START Records for the exercise

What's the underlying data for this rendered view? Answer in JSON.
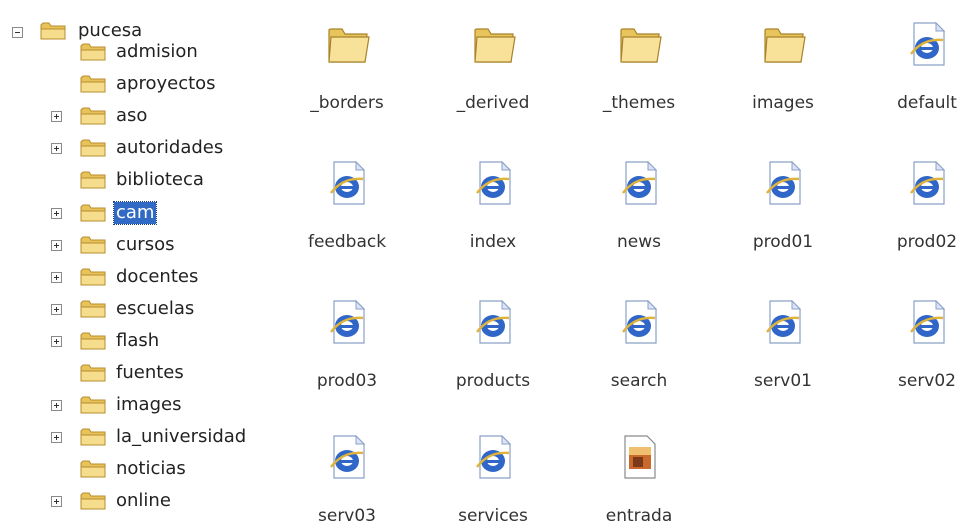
{
  "tree": {
    "root": {
      "label": "pucesa",
      "expander": "minus"
    },
    "items": [
      {
        "label": "admision",
        "expander": "none"
      },
      {
        "label": "aproyectos",
        "expander": "none"
      },
      {
        "label": "aso",
        "expander": "plus"
      },
      {
        "label": "autoridades",
        "expander": "plus"
      },
      {
        "label": "biblioteca",
        "expander": "none"
      },
      {
        "label": "cam",
        "expander": "plus",
        "selected": true
      },
      {
        "label": "cursos",
        "expander": "plus"
      },
      {
        "label": "docentes",
        "expander": "plus"
      },
      {
        "label": "escuelas",
        "expander": "plus"
      },
      {
        "label": "flash",
        "expander": "plus"
      },
      {
        "label": "fuentes",
        "expander": "none"
      },
      {
        "label": "images",
        "expander": "plus"
      },
      {
        "label": "la_universidad",
        "expander": "plus"
      },
      {
        "label": "noticias",
        "expander": "none"
      },
      {
        "label": "online",
        "expander": "plus"
      }
    ]
  },
  "files": [
    {
      "label": "_borders",
      "icon": "folder-icon"
    },
    {
      "label": "_derived",
      "icon": "folder-icon"
    },
    {
      "label": "_themes",
      "icon": "folder-icon"
    },
    {
      "label": "images",
      "icon": "folder-icon"
    },
    {
      "label": "default",
      "icon": "ie-document-icon"
    },
    {
      "label": "feedback",
      "icon": "ie-document-icon"
    },
    {
      "label": "index",
      "icon": "ie-document-icon"
    },
    {
      "label": "news",
      "icon": "ie-document-icon"
    },
    {
      "label": "prod01",
      "icon": "ie-document-icon"
    },
    {
      "label": "prod02",
      "icon": "ie-document-icon"
    },
    {
      "label": "prod03",
      "icon": "ie-document-icon"
    },
    {
      "label": "products",
      "icon": "ie-document-icon"
    },
    {
      "label": "search",
      "icon": "ie-document-icon"
    },
    {
      "label": "serv01",
      "icon": "ie-document-icon"
    },
    {
      "label": "serv02",
      "icon": "ie-document-icon"
    },
    {
      "label": "serv03",
      "icon": "ie-document-icon"
    },
    {
      "label": "services",
      "icon": "ie-document-icon"
    },
    {
      "label": "entrada",
      "icon": "image-file-icon"
    }
  ],
  "colors": {
    "selection": "#316ac5",
    "folder": "#f4d77b",
    "ie_blue": "#2f66c7"
  }
}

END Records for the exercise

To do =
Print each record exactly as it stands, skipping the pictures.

Answer box =
What's the underlying data for this rendered view? Answer in JSON.
{
  "tree": {
    "root": {
      "label": "pucesa",
      "expander": "minus"
    },
    "items": [
      {
        "label": "admision",
        "expander": "none"
      },
      {
        "label": "aproyectos",
        "expander": "none"
      },
      {
        "label": "aso",
        "expander": "plus"
      },
      {
        "label": "autoridades",
        "expander": "plus"
      },
      {
        "label": "biblioteca",
        "expander": "none"
      },
      {
        "label": "cam",
        "expander": "plus",
        "selected": true
      },
      {
        "label": "cursos",
        "expander": "plus"
      },
      {
        "label": "docentes",
        "expander": "plus"
      },
      {
        "label": "escuelas",
        "expander": "plus"
      },
      {
        "label": "flash",
        "expander": "plus"
      },
      {
        "label": "fuentes",
        "expander": "none"
      },
      {
        "label": "images",
        "expander": "plus"
      },
      {
        "label": "la_universidad",
        "expander": "plus"
      },
      {
        "label": "noticias",
        "expander": "none"
      },
      {
        "label": "online",
        "expander": "plus"
      }
    ]
  },
  "files": [
    {
      "label": "_borders",
      "icon": "folder-icon"
    },
    {
      "label": "_derived",
      "icon": "folder-icon"
    },
    {
      "label": "_themes",
      "icon": "folder-icon"
    },
    {
      "label": "images",
      "icon": "folder-icon"
    },
    {
      "label": "default",
      "icon": "ie-document-icon"
    },
    {
      "label": "feedback",
      "icon": "ie-document-icon"
    },
    {
      "label": "index",
      "icon": "ie-document-icon"
    },
    {
      "label": "news",
      "icon": "ie-document-icon"
    },
    {
      "label": "prod01",
      "icon": "ie-document-icon"
    },
    {
      "label": "prod02",
      "icon": "ie-document-icon"
    },
    {
      "label": "prod03",
      "icon": "ie-document-icon"
    },
    {
      "label": "products",
      "icon": "ie-document-icon"
    },
    {
      "label": "search",
      "icon": "ie-document-icon"
    },
    {
      "label": "serv01",
      "icon": "ie-document-icon"
    },
    {
      "label": "serv02",
      "icon": "ie-document-icon"
    },
    {
      "label": "serv03",
      "icon": "ie-document-icon"
    },
    {
      "label": "services",
      "icon": "ie-document-icon"
    },
    {
      "label": "entrada",
      "icon": "image-file-icon"
    }
  ],
  "colors": {
    "selection": "#316ac5",
    "folder": "#f4d77b",
    "ie_blue": "#2f66c7"
  }
}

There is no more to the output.